Serving His Country
From Rodessa farm to first black lieutenant general
Born in Bossier City. Worked on a farm in Rodessa. Recently confirmed as the first black four-star general in U.S. Marine Corps history.
Not a bad life for Lt. Gen. Michael E. Langley.
“It’s a humbling experience,” Lt. Gen. Langley said from Washington, D.C. “It’s an honor.”
Lt. Gen. Langley’s mother gave birth at Barksdale Air Force Base in 1960. Her husband, Willie C. Langley, was stationed at BAFB. When Lt. Gen. Langley was just 3 years old, his father was transferred to Homestead Air Force Base in Florida. The family eventually moved to other parts of the country, but that didn’t mean Lt. Gen. Langley was done with the Ark-La-Tex.
“I spent a number of summers going to help my grandmother, fixing fences and slopping the hogs down in Rodessa. We were growing up in Fort Worth at the time. In the summers, my father would drive us out and drop us off in Rodessa.”

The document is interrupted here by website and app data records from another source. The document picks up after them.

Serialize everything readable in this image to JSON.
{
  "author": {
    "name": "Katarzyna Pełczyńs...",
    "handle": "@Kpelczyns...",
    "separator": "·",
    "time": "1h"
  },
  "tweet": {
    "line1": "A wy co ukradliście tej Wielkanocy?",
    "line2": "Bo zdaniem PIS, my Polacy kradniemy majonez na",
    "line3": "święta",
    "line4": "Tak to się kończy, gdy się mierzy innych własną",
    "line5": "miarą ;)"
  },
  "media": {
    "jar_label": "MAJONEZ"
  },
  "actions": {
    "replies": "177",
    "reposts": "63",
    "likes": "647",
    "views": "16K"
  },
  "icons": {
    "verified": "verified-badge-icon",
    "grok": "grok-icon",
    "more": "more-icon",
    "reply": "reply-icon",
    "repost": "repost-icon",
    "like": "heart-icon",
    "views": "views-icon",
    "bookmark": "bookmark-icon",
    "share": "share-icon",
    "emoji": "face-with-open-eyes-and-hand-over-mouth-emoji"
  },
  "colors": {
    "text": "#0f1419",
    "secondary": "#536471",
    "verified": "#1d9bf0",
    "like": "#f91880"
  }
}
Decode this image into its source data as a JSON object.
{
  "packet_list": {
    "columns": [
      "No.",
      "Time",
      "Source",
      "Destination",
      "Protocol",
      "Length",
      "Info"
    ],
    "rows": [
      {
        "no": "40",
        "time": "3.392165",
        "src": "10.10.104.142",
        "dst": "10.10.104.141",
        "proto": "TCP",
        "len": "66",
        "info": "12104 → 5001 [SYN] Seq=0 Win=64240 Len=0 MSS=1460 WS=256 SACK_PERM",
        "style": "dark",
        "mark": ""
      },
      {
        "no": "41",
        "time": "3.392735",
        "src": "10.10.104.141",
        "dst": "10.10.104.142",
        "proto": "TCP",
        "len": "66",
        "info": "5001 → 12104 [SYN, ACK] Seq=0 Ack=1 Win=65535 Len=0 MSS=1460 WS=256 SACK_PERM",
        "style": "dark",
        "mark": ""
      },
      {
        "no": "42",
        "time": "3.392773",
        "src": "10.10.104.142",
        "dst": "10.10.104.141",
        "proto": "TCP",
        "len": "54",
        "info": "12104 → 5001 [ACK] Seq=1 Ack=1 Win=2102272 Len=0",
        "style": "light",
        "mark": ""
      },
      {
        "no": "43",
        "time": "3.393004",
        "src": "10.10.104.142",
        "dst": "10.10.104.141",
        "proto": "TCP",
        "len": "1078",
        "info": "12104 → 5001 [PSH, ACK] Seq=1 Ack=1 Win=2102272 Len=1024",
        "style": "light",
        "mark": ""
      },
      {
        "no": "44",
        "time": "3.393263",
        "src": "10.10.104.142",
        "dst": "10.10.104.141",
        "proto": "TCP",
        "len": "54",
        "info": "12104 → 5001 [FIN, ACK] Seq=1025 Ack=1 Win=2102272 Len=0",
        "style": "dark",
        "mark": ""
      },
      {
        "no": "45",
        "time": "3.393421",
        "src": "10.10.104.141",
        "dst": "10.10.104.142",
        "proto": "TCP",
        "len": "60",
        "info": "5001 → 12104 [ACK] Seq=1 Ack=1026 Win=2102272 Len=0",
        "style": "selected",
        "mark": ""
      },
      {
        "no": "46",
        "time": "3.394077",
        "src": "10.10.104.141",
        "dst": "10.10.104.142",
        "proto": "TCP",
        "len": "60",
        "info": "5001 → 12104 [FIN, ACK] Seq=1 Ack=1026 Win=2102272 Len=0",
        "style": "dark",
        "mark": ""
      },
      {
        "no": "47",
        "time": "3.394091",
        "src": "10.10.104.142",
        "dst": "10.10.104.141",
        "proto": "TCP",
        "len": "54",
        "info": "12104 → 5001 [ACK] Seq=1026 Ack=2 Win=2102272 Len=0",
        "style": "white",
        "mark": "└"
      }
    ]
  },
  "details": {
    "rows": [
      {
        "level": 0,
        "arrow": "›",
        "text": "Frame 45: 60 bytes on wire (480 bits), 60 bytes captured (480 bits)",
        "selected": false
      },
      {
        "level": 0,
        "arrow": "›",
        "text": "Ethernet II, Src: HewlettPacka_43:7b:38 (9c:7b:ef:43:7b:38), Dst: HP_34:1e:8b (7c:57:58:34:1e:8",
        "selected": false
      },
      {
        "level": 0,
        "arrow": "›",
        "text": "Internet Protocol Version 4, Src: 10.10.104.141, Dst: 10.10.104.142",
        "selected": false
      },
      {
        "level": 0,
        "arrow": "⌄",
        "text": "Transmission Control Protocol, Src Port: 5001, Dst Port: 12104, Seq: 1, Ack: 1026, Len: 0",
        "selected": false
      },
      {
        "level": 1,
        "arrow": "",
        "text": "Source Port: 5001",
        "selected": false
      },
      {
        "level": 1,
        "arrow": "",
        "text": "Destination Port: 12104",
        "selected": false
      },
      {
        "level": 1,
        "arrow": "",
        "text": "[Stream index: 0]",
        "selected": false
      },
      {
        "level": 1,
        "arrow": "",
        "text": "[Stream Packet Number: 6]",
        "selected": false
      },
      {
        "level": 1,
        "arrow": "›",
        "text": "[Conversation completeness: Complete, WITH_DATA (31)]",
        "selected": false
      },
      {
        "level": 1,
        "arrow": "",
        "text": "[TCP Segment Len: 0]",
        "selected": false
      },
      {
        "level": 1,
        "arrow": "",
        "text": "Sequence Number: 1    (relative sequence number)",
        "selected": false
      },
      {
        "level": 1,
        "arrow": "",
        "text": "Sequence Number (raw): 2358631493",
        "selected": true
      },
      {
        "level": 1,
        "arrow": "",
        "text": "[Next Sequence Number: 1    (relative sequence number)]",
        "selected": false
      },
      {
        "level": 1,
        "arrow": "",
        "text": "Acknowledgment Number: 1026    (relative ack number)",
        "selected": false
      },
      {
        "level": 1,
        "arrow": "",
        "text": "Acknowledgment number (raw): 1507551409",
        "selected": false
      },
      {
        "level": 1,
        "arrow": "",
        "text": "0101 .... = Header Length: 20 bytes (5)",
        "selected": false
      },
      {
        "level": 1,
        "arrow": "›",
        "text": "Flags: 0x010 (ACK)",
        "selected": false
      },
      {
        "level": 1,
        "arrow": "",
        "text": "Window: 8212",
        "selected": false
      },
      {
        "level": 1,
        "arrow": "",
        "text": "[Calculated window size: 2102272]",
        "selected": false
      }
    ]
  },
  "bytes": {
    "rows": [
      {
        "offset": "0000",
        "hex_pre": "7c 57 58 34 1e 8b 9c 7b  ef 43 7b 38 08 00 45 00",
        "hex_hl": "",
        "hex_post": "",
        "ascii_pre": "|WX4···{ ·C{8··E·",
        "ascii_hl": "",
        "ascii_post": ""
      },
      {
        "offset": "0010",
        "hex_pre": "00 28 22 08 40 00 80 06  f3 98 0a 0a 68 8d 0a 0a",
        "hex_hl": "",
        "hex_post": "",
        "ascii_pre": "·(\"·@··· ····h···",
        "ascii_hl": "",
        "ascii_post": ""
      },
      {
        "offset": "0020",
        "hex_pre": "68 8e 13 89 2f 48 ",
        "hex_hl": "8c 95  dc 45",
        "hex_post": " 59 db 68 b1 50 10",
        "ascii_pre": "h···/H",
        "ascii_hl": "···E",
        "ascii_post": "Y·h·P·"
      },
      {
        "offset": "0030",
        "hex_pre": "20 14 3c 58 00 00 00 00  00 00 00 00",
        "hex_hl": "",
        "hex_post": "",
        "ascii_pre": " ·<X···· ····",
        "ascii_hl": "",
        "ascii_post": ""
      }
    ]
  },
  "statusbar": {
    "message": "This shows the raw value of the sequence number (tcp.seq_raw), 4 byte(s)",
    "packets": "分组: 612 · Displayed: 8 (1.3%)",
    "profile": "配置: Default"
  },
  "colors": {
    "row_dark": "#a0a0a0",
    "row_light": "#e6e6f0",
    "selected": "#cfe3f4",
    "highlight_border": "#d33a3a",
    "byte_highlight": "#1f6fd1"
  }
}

Emma Caldwell lived on a family farm. Each summer, she would put to work Lt. Gen. Langley and his siblings. Hard work. Outside, in the oppressive heat. That experience – which lasted from when he was 10 years old through high school – taught Lt. Gen. Langley a lesson he has applied to his adult military life.
“The value of hard work. Knowing no one is going to give anything to you. That’s the main reason my father, in the summers, would see us sitting around Dallas-Fort Worth and not doing anything. My grandmother needed some help because she still had over 80 acres in Rodessa. She was getting up there in age. He told her, ‘Miss Emma, I’m going to bring those kids down there and put them to work.’
“That’s exactly what she did. We got there, and she put us to work. It just built character.”
That “character” has helped Lt. Gen. Langley become a “first” in the Marine Corps, 246-year history — an honor he doesn’t take lightly.
“It shows the youth across society of the opportunities the Marine Corps has for leadership and contribution to the country. Whether it’s a young kid on the south side of Chicago, or a young kid down there in Rodessa, or some kid in the Appalachians, it doesn’t matter. Everyone gets an opportunity if they want to serve their country and if they want to be a part of operational excellence.”
But Lt. Gen.Langley’s road to history has not been easy — and he doesn’t want a young person to get the wrong impression.
“It’s a meritocracy. It takes hard work.
You’re not just given that. I don’t want them to just look at the face of it. They need to look at the underpinning that got me here. The hard work that started in the fields in Rodessa and a grandmother instilling work ethic. She was in her 70s and still working the fields, and our father taking us to Rodessa to help work those fields. It helped build character.”
With Lt. Gen. Langley’s promotion, he will serve as the commander of U.S. Africa Command in Stuttgart, Germany, and command all U.S. military forces in Africa.
To learn more about the U.S. Marine Corps, you may visit www.marines.mil.